Featured Article

Fathers and Sons and Baseball

A father's recollection across three generations

Article by David Cordero

Photography by Photos courtesy of Cordero family

Originally published in St George City Lifestyle

The violent aluminum ping gives a hint of what comes next—a soaring line drive, curling into the right-center field gap, over the heads of two pursuing outfielders. The baseball landed three hops from the fence, traveling farther than the batter’s father would have thought possible.

That was my son, David Cordero Jr., a 14-year-old freshman who plays baseball for Desert Hills. It was a clear April day, and the collision of ball and bat brought back memories to a time when I launched a pitch farther than my dad would have thought possible.

That had been a cloudy Saturday morning 26 years ago, the ball exploding off my bat and somehow striking the base of the left-center field fence.

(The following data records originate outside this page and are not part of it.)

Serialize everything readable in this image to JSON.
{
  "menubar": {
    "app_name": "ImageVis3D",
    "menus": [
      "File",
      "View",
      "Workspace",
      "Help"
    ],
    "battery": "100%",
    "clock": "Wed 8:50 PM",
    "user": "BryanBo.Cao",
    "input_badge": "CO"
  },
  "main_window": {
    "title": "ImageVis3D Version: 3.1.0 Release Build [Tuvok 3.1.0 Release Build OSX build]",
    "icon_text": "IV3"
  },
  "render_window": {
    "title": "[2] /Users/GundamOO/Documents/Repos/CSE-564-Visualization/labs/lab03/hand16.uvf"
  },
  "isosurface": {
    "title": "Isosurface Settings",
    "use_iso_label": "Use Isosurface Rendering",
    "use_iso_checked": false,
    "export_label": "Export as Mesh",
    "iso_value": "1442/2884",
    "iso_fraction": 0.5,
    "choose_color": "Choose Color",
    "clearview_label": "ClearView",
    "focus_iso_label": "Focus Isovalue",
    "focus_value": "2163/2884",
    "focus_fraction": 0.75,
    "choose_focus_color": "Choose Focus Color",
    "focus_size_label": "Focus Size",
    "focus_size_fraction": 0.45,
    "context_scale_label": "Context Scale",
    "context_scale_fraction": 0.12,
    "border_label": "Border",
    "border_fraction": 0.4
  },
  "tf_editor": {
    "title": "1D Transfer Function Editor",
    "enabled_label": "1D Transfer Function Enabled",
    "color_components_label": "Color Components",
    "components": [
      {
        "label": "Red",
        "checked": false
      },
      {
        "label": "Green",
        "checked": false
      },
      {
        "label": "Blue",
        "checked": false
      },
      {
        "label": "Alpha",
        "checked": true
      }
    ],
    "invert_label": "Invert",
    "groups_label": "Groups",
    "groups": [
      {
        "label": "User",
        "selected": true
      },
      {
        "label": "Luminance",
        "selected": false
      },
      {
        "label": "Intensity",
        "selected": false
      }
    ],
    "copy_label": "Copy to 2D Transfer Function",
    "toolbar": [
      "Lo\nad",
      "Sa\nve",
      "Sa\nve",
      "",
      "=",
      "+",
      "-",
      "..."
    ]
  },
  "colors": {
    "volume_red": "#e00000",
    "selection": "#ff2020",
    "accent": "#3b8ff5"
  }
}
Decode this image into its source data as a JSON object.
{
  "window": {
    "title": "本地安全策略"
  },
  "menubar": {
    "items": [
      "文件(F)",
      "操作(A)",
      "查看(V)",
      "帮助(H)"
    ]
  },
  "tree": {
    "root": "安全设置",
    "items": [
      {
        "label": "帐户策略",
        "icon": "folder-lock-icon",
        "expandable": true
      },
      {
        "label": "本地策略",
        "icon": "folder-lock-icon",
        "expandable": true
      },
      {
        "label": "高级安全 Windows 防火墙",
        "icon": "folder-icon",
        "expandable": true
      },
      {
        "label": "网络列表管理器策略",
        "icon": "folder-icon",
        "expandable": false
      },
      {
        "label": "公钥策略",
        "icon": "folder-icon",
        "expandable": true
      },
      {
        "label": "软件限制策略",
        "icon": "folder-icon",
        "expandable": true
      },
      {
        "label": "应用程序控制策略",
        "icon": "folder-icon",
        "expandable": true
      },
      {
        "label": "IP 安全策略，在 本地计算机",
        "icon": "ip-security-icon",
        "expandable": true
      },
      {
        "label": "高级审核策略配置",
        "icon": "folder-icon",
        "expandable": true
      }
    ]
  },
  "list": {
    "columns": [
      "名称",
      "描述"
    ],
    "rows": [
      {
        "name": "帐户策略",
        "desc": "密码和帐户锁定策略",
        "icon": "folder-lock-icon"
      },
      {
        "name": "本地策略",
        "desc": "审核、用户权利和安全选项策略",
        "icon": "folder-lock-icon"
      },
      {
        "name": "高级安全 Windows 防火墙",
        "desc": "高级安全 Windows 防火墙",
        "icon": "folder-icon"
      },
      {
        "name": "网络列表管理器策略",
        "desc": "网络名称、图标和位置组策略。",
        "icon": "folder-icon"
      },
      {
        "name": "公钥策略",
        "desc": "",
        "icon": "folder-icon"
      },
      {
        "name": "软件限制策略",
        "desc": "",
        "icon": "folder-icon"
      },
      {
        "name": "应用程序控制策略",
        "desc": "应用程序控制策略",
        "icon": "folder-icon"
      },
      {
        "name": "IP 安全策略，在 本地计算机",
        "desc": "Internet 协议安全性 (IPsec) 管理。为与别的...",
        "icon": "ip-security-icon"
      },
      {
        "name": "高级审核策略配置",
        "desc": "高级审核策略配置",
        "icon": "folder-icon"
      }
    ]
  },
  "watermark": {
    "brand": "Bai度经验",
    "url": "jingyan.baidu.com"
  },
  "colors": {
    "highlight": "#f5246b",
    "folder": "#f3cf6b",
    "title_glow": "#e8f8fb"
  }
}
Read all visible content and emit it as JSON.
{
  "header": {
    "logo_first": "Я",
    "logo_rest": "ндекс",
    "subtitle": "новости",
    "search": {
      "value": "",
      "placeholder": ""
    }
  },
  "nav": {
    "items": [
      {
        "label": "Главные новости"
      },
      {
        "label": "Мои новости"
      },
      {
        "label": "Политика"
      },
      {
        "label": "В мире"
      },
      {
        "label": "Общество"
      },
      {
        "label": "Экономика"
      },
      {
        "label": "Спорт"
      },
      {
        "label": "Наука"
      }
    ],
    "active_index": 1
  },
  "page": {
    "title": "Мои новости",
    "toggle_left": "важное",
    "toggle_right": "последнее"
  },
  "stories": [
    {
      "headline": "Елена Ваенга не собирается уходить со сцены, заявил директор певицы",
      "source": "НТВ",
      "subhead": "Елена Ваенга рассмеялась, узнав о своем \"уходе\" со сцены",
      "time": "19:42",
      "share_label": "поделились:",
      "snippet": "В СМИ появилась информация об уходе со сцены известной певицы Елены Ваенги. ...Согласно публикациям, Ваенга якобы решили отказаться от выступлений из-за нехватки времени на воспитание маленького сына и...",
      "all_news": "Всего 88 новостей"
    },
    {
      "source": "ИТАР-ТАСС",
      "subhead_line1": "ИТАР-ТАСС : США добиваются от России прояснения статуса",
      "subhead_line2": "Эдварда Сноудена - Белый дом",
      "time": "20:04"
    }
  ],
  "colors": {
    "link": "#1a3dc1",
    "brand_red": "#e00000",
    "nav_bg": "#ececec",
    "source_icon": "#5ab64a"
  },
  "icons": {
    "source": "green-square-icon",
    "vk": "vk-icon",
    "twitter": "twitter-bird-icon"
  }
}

A senior in high school and just 160 pounds, it is doubtful I ever hit a ball within 50 feet of that distance before or since. It was a special feeling.

That year, my dad worked two hours away from town. Consequently, he missed a lot of my games. Prior to that season, I could count on one hand the number of games he missed. At various times, he helped coach my teams or keep the scorebook. He loved watching me play.

My dad made it home on the weekends and witnessed—on that particular day—what was easily my longest hit. I can distinctly remember my dad yelling, “All right, David!”

Now I’m a dad, and look what has happened. I’ve coached my son’s teams many times and have been the scorekeeper quite often. I love watching my son play. I also love when my dad gets to watch his grandson play.

Before this year my dad lived 450 miles away. Now he’s two miles away, and he can watch David Jr. all the time.

And while my indelible moment resides only in the memory of a few, my son’s hit was recorded. I have watched it quite often. The timing perfect. Hands in. Head down. Driving through the pitch. He took off immediately and didn’t stop until he slid into third with a booming triple and a cascading wave of confidence.

What makes it even better: If I turn the sound up, I can hear the excitement in my dad’s voice as he cheers him on.

  • From left, Bob Cordero, David Cordero, Jr. and David Cordero, Sr. enjoy a quiet early evening in the backyard, April 2021
  • Three generations of Corderos pose near the Sullivan Virgin River Soccer Park, Nov. 2021
  • David Cordero, Jr. poses after posting his first-ever shutout as a high school pitcher, April 2022
  • David Cordero